The woman’s posture changed to resignation. “How do I know you won’t post it anyways?”
“Did I say I give a shit about breeding?” He lifted Calvin’s carrier.
She peered inside and pressed her finger through the metal grate. “You’ve got such a beautiful pattern.”
Calvin rubbed his cheek against her nail.
Nozario pulled him away. “Come on, show some solidarity.”
Pamela gave up. While she reactivated the teleporter, Nozario raised Calvin’s carrier to eye level. His cat avoided eye contact, but meowed.
“You’re welcome,” said Nozario.
The teleporter doors opened. Nozario stepped inside.
As he navigated the screen through ads to bring up an Anandar destination, Pamela stuck her foot in the door to stop it from closing.
“You’ll still breed him, won’t you? His pattern is too beautiful not to pass on.”
Nozario selected his destination. He pushed her foot away. “I don’t think so. Breeders are dicks.”
About the Creator
Ben donated his story this month. Visit his website, shoot him a thank-you note, and maybe buy one of his books!
Ben Farthing writes supernatural horror and dark fantasy thrillers. And sometimes sci-fi stories about his cat, Calvin, who he'd planned on breeding until he realized that most breeders are dicks.
Ben, if you had a hammer, would you hammer in the morning, and all goddamned day, or just idly as a novelty? What would you hammer?
It's comfortingly poignant that you would ask this, as my first published story, over ten years ago now, was called "How to Use a Hammer." I also recently rescued a broken hammer from the trash can. My wife had tossed it out because it was snapped in two. But my oldest son--now nearing 3--carried that hammer with him everywhere as soon as he learned to walk. "Hammer" was his third word, after "outside" and "garage" (where my woodshop resides). I couldn't stand to part with the broken hammer because it's a physical relic of that amazing time of growth in my son's life. See, my grandfather recently passed, and I inherited his tools, which he inherited from his father, who was a carpenter. So there was a reassuring symmetry to coming into ownership of the hammers that my great-grandfather used to support his family, around the same time that my son was discovering his own love for hammers. It felt like I was experiencing the opposite of existential dread. If my son has inherited something from a great-grandfather whom I never met, then death becomes somehow just a bit less terrifying.

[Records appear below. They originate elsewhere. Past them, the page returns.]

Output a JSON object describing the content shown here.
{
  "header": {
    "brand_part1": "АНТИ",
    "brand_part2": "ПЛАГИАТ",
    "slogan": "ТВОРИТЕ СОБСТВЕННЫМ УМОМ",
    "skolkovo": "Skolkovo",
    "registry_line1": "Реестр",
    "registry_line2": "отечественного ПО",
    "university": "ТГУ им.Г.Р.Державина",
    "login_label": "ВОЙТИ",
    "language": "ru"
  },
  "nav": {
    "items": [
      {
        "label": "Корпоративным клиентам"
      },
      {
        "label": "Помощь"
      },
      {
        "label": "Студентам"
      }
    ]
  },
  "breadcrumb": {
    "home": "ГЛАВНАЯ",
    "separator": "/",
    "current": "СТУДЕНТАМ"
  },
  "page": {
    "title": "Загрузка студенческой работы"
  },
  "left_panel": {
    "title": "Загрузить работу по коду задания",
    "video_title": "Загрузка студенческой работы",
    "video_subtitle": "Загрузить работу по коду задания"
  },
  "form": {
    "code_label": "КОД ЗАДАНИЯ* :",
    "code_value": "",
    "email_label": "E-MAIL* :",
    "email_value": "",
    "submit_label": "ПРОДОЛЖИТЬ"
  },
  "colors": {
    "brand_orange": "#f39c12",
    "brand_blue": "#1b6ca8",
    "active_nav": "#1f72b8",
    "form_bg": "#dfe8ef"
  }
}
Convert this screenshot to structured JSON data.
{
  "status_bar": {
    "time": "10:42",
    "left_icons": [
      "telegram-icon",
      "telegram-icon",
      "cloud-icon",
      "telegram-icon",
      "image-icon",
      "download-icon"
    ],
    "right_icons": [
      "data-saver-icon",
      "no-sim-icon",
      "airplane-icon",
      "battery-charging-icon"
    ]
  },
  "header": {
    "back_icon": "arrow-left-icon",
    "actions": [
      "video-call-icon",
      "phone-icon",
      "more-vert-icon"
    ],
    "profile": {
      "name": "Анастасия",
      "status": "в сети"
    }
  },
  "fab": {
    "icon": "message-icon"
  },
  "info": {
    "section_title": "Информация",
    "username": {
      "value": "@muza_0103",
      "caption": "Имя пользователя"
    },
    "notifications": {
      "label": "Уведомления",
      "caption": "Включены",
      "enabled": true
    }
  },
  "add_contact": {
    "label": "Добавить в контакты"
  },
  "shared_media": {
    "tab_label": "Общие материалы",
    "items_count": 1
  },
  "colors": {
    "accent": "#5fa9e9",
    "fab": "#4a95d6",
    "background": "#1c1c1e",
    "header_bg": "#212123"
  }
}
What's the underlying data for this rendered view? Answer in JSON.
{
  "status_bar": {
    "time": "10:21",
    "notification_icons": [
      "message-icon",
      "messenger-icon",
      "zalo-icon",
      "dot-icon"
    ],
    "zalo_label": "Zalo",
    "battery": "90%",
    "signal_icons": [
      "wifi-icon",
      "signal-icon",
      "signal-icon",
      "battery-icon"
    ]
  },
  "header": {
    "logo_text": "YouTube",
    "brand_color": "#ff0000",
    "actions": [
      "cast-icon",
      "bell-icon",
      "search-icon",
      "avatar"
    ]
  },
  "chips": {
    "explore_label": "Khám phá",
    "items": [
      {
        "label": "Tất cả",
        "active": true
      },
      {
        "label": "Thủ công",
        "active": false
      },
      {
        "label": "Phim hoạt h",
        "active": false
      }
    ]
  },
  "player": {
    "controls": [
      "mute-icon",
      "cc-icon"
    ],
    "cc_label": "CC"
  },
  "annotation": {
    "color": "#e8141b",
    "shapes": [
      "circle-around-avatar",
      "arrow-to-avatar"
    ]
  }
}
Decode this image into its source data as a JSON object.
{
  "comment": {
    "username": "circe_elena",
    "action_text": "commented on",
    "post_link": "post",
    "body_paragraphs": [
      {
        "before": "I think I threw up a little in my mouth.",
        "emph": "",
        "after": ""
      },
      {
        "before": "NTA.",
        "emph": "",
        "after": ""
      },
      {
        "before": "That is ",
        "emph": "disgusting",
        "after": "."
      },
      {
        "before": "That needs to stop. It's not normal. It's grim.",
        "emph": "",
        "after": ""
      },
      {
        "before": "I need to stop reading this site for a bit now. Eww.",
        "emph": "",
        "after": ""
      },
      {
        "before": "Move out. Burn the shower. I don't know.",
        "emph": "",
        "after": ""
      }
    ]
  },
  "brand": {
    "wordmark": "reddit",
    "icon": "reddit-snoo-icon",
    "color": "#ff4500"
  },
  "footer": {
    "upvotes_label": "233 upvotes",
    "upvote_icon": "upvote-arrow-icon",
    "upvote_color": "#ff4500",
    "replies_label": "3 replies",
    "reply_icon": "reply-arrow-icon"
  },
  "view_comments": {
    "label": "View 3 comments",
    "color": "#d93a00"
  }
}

A held-in fart.
It's gotta make some noise inside you, right? I bet it's hilarious.
Ben's Dear Aunty Stanky question can be read here.
About the Artist
Our very own D Chang is a designer and game writer from Austin, Texas. His short fiction has appeared in Avast, Ye Airships! and the Cryptopolis science fiction anthology, and you can get a free demo of his janky retro JRPG, which was formerly on Steam. He does the Space Squid illustrations, editing, and other squid stuff.
Bengal cat image by Yuyumin, licensed under the Creative Commons Attribution-Share Alike 3.0 Unported license. Minor changes were made to the original.